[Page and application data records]
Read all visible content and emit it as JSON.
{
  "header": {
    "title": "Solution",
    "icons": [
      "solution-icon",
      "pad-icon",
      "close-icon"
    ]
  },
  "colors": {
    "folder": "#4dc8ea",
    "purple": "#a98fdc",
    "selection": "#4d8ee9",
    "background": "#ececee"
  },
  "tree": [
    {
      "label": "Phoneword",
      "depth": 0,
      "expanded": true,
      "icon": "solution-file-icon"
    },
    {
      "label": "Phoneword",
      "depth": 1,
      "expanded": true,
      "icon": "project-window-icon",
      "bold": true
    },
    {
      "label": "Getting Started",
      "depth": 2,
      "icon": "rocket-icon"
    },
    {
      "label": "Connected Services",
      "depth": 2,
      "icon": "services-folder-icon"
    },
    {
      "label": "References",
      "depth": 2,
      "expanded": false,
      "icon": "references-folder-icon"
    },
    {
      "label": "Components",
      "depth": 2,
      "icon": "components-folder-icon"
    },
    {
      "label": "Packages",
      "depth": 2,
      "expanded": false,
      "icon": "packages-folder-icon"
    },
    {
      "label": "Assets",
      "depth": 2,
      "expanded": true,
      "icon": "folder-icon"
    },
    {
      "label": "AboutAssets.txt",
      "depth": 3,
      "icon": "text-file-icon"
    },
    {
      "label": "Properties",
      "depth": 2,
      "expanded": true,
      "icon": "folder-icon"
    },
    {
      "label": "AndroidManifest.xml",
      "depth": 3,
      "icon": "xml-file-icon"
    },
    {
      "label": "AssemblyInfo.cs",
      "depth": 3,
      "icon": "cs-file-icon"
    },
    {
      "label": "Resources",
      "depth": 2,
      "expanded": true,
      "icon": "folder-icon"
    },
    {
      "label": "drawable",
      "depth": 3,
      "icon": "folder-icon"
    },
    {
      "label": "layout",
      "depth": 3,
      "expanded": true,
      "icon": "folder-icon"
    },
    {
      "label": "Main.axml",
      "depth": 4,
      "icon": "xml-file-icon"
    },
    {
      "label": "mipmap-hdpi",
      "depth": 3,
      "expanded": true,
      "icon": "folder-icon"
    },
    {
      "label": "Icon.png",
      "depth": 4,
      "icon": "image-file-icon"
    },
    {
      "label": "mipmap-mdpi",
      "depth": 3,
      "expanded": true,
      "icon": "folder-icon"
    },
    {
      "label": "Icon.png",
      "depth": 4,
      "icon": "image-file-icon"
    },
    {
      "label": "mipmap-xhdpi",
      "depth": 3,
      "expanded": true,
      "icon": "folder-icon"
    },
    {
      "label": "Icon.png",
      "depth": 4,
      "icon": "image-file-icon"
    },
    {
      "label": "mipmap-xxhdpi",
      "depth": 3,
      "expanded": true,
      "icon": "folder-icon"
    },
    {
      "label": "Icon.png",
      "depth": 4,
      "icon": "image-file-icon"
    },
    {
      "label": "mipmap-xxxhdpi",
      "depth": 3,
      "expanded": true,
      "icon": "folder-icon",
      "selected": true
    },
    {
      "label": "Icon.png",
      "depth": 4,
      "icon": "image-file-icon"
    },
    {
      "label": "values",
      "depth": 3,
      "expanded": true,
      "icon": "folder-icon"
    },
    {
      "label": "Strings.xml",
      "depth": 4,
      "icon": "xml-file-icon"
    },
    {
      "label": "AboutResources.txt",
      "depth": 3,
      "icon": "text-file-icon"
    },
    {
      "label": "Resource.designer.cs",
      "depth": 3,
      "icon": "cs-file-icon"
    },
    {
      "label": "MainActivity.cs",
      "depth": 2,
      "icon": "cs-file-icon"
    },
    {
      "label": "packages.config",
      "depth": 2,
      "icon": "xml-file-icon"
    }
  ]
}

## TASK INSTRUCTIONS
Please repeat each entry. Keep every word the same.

## ANSWER SPACE
Read all visible content and emit it as JSON.
{
  "header": {
    "title": "Solution",
    "icons": [
      "solution-icon",
      "pad-icon",
      "close-icon"
    ]
  },
  "colors": {
    "folder": "#4dc8ea",
    "purple": "#a98fdc",
    "selection": "#4d8ee9",
    "background": "#ececee"
  },
  "tree": [
    {
      "label": "Phoneword",
      "depth": 0,
      "expanded": true,
      "icon": "solution-file-icon"
    },
    {
      "label": "Phoneword",
      "depth": 1,
      "expanded": true,
      "icon": "project-window-icon",
      "bold": true
    },
    {
      "label": "Getting Started",
      "depth": 2,
      "icon": "rocket-icon"
    },
    {
      "label": "Connected Services",
      "depth": 2,
      "icon": "services-folder-icon"
    },
    {
      "label": "References",
      "depth": 2,
      "expanded": false,
      "icon": "references-folder-icon"
    },
    {
      "label": "Components",
      "depth": 2,
      "icon": "components-folder-icon"
    },
    {
      "label": "Packages",
      "depth": 2,
      "expanded": false,
      "icon": "packages-folder-icon"
    },
    {
      "label": "Assets",
      "depth": 2,
      "expanded": true,
      "icon": "folder-icon"
    },
    {
      "label": "AboutAssets.txt",
      "depth": 3,
      "icon": "text-file-icon"
    },
    {
      "label": "Properties",
      "depth": 2,
      "expanded": true,
      "icon": "folder-icon"
    },
    {
      "label": "AndroidManifest.xml",
      "depth": 3,
      "icon": "xml-file-icon"
    },
    {
      "label": "AssemblyInfo.cs",
      "depth": 3,
      "icon": "cs-file-icon"
    },
    {
      "label": "Resources",
      "depth": 2,
      "expanded": true,
      "icon": "folder-icon"
    },
    {
      "label": "drawable",
      "depth": 3,
      "icon": "folder-icon"
    },
    {
      "label": "layout",
      "depth": 3,
      "expanded": true,
      "icon": "folder-icon"
    },
    {
      "label": "Main.axml",
      "depth": 4,
      "icon": "xml-file-icon"
    },
    {
      "label": "mipmap-hdpi",
      "depth": 3,
      "expanded": true,
      "icon": "folder-icon"
    },
    {
      "label": "Icon.png",
      "depth": 4,
      "icon": "image-file-icon"
    },
    {
      "label": "mipmap-mdpi",
      "depth": 3,
      "expanded": true,
      "icon": "folder-icon"
    },
    {
      "label": "Icon.png",
      "depth": 4,
      "icon": "image-file-icon"
    },
    {
      "label": "mipmap-xhdpi",
      "depth": 3,
      "expanded": true,
      "icon": "folder-icon"
    },
    {
      "label": "Icon.png",
      "depth": 4,
      "icon": "image-file-icon"
    },
    {
      "label": "mipmap-xxhdpi",
      "depth": 3,
      "expanded": true,
      "icon": "folder-icon"
    },
    {
      "label": "Icon.png",
      "depth": 4,
      "icon": "image-file-icon"
    },
    {
      "label": "mipmap-xxxhdpi",
      "depth": 3,
      "expanded": true,
      "icon": "folder-icon",
      "selected": true
    },
    {
      "label": "Icon.png",
      "depth": 4,
      "icon": "image-file-icon"
    },
    {
      "label": "values",
      "depth": 3,
      "expanded": true,
      "icon": "folder-icon"
    },
    {
      "label": "Strings.xml",
      "depth": 4,
      "icon": "xml-file-icon"
    },
    {
      "label": "AboutResources.txt",
      "depth": 3,
      "icon": "text-file-icon"
    },
    {
      "label": "Resource.designer.cs",
      "depth": 3,
      "icon": "cs-file-icon"
    },
    {
      "label": "MainActivity.cs",
      "depth": 2,
      "icon": "cs-file-icon"
    },
    {
      "label": "packages.config",
      "depth": 2,
      "icon": "xml-file-icon"
    }
  ]
}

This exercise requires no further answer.